** Work to be completed **
A single number is required: how many lines in the records below contain "this".

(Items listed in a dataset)

Segment Open

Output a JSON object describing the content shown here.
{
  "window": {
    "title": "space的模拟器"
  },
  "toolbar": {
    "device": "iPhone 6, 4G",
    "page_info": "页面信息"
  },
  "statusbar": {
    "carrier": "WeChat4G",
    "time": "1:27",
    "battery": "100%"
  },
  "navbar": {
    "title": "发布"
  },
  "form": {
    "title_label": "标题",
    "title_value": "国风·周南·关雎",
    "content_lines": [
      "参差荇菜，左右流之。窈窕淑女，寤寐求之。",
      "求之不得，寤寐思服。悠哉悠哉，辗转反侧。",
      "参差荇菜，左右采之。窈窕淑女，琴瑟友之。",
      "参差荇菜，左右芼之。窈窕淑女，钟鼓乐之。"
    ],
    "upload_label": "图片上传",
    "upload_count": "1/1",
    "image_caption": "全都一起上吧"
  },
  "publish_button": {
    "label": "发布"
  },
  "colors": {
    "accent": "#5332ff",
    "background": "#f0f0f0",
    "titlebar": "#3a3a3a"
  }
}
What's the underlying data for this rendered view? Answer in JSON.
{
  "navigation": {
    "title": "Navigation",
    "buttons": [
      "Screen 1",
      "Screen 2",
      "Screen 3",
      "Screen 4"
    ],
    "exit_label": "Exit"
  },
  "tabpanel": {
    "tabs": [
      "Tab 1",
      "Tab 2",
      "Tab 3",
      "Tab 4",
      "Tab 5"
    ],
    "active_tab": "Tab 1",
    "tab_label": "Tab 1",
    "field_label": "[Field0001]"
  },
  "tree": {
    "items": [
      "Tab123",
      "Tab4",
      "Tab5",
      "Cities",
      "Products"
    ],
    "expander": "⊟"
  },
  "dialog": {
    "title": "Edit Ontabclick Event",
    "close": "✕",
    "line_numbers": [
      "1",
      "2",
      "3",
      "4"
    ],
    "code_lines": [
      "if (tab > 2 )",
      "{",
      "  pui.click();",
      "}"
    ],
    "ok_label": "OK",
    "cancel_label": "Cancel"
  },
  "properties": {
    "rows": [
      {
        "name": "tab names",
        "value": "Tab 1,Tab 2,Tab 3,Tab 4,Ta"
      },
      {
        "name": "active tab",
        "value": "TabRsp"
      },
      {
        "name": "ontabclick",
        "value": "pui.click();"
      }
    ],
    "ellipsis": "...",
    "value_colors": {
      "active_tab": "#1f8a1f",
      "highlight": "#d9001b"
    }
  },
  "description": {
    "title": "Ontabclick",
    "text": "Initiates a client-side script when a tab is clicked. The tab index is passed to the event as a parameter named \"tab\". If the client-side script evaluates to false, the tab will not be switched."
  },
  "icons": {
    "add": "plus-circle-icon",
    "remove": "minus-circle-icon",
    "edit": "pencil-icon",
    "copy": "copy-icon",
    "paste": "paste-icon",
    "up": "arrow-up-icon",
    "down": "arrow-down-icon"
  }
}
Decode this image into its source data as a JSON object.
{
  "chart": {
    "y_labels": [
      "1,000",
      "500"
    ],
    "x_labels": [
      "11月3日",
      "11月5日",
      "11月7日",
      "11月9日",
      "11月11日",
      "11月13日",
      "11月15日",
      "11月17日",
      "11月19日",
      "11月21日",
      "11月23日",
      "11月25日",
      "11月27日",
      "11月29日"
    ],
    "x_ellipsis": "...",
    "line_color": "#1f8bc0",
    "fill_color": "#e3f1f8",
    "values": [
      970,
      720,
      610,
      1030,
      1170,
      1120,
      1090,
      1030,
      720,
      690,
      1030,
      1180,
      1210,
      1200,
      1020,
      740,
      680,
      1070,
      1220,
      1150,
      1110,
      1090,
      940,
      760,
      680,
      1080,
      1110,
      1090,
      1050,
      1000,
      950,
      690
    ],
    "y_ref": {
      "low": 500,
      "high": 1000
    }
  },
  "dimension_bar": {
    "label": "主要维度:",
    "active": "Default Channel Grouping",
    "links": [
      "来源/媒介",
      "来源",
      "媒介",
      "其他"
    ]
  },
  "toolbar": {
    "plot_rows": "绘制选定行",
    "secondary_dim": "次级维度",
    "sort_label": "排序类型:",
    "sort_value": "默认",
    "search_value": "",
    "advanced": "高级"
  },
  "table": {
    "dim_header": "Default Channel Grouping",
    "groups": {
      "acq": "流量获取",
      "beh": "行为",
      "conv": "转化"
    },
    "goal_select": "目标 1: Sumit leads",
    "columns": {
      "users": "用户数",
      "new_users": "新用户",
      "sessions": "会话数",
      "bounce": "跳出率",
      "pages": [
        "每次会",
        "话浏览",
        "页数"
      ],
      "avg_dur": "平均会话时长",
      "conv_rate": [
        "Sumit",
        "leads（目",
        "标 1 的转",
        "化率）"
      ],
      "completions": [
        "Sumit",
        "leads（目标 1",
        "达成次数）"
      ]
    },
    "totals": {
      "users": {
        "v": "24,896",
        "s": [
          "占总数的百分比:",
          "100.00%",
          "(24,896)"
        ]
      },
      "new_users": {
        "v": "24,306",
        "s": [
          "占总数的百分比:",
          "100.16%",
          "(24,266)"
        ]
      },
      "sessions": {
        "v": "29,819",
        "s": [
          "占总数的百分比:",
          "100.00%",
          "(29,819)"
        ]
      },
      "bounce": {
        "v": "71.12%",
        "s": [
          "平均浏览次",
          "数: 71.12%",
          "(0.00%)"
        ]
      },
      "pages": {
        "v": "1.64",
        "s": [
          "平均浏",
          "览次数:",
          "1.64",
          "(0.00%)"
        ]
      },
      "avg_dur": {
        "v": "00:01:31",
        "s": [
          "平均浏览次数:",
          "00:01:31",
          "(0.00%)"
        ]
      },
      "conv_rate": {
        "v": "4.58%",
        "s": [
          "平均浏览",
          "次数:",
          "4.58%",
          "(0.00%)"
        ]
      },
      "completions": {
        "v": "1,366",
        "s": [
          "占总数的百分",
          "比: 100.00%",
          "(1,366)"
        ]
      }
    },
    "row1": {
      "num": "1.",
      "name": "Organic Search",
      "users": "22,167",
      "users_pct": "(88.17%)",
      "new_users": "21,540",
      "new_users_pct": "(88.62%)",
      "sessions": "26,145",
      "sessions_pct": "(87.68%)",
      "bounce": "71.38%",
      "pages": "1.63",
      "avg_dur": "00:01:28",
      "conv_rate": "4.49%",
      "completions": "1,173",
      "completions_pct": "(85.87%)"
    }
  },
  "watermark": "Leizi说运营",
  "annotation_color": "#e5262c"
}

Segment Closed

** Solution to the problem **
2